| Your objective |
Select and copy out every line in the records containing "将我的价格调整为".

[Dataset rows for apps and sites]
┄┄┄┄┄┄

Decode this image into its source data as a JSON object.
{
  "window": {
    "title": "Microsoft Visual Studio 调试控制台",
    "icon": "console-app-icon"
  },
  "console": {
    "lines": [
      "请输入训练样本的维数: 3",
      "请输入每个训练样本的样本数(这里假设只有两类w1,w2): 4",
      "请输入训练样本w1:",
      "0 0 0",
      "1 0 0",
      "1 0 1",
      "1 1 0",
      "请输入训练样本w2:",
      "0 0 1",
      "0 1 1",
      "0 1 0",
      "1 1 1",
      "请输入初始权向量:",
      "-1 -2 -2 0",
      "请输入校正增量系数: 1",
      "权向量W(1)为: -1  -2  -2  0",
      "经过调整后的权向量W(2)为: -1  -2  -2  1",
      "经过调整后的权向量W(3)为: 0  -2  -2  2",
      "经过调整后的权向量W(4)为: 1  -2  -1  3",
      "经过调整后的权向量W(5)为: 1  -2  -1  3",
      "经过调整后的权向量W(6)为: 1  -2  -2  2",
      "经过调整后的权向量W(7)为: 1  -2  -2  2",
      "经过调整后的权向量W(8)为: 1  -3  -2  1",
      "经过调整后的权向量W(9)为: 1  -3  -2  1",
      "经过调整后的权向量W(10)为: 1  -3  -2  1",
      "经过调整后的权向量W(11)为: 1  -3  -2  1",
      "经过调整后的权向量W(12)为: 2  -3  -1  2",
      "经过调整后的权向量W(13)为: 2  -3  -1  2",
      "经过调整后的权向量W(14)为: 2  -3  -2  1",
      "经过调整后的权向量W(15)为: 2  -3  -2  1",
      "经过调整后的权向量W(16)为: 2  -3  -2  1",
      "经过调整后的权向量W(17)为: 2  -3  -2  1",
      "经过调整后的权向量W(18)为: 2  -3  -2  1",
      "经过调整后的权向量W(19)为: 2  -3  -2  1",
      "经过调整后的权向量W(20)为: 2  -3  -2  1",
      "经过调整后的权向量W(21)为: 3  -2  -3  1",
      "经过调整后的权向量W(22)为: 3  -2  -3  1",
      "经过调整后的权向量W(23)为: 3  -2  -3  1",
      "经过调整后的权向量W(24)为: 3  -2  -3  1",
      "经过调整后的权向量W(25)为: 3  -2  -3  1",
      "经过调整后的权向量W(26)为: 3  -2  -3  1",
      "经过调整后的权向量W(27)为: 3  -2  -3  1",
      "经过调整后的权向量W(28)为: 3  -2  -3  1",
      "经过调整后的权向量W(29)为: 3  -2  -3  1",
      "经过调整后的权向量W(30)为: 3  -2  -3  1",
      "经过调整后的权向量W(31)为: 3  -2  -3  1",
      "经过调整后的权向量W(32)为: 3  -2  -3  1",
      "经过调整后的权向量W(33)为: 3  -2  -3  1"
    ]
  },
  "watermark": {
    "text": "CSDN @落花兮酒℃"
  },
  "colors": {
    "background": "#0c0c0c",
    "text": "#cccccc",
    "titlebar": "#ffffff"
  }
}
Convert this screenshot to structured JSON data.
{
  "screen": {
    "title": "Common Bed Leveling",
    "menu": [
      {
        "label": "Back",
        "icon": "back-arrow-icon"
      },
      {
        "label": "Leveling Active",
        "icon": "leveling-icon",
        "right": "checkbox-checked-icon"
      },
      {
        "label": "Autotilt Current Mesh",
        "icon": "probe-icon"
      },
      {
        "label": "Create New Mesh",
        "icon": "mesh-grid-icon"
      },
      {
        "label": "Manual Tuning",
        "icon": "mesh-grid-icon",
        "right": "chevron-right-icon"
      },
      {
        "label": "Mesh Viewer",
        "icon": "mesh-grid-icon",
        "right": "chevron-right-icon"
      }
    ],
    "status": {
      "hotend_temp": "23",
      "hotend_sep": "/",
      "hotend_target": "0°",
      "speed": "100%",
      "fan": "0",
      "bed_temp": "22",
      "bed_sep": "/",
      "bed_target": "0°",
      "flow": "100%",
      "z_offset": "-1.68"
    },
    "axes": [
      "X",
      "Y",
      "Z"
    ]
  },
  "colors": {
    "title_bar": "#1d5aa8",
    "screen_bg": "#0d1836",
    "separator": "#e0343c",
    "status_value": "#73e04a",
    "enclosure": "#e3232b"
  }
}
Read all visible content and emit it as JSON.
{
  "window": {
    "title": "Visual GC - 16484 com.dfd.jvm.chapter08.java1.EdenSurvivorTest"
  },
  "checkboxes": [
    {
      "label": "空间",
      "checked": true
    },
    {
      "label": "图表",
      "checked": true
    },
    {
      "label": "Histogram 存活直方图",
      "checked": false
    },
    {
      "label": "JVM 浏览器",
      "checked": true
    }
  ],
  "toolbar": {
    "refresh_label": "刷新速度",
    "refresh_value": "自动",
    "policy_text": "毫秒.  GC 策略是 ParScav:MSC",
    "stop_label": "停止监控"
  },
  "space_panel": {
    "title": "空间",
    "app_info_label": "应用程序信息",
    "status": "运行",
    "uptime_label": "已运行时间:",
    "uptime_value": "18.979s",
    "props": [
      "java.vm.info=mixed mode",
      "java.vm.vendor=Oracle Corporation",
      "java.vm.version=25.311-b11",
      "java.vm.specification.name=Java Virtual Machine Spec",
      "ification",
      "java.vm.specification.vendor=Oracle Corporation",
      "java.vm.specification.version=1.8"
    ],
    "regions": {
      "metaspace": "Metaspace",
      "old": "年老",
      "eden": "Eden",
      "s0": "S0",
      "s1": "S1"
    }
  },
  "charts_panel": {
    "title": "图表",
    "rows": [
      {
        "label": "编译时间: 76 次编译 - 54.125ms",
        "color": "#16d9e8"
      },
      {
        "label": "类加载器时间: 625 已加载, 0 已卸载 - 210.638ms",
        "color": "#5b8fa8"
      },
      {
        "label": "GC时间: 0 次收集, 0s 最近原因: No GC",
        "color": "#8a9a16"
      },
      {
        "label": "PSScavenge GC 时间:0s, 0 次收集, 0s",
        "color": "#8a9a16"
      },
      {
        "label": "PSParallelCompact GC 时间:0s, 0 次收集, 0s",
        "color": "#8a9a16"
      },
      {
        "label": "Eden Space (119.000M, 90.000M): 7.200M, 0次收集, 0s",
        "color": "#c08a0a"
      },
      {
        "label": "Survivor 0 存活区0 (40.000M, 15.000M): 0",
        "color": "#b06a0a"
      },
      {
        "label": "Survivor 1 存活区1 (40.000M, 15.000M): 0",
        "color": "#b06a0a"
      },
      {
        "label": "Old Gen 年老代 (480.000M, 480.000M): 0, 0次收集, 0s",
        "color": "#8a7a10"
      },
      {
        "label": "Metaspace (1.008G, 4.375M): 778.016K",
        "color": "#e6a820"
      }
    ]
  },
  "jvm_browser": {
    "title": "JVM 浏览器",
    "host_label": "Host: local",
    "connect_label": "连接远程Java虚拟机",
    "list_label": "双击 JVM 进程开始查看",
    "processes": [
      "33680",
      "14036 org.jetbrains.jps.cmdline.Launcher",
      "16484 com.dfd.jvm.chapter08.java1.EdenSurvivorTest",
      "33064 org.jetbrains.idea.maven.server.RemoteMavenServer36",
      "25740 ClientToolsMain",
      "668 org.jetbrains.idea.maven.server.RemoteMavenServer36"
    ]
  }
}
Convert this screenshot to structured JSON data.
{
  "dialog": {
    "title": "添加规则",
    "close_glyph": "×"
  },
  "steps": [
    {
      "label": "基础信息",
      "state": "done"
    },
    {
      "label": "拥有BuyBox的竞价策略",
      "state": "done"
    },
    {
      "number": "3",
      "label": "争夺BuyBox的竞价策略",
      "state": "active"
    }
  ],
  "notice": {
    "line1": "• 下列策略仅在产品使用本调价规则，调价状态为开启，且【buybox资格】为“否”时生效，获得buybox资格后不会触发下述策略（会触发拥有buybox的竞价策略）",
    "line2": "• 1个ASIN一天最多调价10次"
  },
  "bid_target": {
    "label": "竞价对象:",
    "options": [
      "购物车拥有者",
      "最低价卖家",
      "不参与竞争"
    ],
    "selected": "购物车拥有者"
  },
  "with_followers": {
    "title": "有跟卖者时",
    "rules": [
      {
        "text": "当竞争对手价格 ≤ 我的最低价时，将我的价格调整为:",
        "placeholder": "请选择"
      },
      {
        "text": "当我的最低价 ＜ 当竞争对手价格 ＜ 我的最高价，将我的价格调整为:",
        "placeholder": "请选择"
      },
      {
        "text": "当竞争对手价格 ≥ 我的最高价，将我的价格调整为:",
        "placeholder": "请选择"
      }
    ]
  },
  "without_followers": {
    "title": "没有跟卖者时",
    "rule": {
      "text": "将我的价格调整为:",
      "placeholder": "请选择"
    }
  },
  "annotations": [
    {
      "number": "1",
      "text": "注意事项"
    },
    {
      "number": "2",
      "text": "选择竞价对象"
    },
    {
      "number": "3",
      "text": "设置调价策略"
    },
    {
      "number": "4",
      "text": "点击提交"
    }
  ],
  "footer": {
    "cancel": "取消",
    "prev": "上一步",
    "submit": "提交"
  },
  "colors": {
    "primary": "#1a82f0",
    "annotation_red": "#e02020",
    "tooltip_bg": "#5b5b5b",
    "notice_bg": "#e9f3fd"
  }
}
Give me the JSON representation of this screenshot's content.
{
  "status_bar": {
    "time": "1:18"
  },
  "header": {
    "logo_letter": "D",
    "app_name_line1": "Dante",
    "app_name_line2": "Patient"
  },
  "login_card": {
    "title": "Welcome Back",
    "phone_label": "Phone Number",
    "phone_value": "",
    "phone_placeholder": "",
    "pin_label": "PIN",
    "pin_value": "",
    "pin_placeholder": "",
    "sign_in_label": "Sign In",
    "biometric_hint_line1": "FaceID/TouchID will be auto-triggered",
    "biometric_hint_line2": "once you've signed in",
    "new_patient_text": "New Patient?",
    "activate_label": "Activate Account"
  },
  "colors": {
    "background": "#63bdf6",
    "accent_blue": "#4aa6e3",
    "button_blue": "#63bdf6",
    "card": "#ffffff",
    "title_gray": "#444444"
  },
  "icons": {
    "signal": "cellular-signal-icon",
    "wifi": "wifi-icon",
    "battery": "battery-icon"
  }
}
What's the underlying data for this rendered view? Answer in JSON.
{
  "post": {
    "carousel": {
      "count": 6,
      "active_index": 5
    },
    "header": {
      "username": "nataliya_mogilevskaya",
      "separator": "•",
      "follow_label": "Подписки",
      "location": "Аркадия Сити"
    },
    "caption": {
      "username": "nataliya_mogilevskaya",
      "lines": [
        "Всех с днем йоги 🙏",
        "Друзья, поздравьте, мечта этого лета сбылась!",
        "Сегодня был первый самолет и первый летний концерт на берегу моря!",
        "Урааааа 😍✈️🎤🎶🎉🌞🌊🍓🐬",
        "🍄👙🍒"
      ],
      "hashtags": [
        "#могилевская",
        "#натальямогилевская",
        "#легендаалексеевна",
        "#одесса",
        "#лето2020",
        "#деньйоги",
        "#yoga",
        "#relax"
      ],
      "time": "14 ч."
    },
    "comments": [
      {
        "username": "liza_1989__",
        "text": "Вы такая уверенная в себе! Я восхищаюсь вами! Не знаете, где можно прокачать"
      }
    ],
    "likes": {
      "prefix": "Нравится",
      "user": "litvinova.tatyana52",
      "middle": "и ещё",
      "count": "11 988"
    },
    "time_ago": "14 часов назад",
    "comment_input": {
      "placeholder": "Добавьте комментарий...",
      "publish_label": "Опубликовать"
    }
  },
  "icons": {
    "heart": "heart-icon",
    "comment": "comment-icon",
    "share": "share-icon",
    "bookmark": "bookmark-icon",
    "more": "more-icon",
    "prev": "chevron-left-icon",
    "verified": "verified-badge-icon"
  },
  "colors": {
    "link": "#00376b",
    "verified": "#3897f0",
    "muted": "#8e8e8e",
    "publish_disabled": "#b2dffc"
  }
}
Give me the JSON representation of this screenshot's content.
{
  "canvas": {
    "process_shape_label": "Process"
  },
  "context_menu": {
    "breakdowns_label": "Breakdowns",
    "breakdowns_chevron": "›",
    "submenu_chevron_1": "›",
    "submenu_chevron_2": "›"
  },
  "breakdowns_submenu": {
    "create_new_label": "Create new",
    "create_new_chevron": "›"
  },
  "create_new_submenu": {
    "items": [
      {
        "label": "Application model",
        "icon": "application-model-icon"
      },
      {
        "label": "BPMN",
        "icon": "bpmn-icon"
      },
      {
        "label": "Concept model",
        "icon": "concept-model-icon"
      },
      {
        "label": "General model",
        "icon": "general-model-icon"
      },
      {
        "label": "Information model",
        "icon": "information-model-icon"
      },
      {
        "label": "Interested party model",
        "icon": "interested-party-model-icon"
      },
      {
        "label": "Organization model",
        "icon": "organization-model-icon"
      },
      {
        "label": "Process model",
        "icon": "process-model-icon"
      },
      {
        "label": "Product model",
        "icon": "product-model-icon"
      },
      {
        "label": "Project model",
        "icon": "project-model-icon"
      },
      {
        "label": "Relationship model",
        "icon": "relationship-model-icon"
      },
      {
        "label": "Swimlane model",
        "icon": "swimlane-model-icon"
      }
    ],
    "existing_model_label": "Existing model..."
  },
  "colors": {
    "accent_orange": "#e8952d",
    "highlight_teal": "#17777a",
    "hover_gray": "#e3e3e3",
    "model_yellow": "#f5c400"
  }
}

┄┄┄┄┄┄

| Result |
        "text": "当竞争对手价格 ≤ 我的最低价时，将我的价格调整为:",
        "text": "当我的最低价 ＜ 当竞争对手价格 ＜ 我的最高价，将我的价格调整为:",
        "text": "当竞争对手价格 ≥ 我的最高价，将我的价格调整为:",
      "text": "将我的价格调整为:",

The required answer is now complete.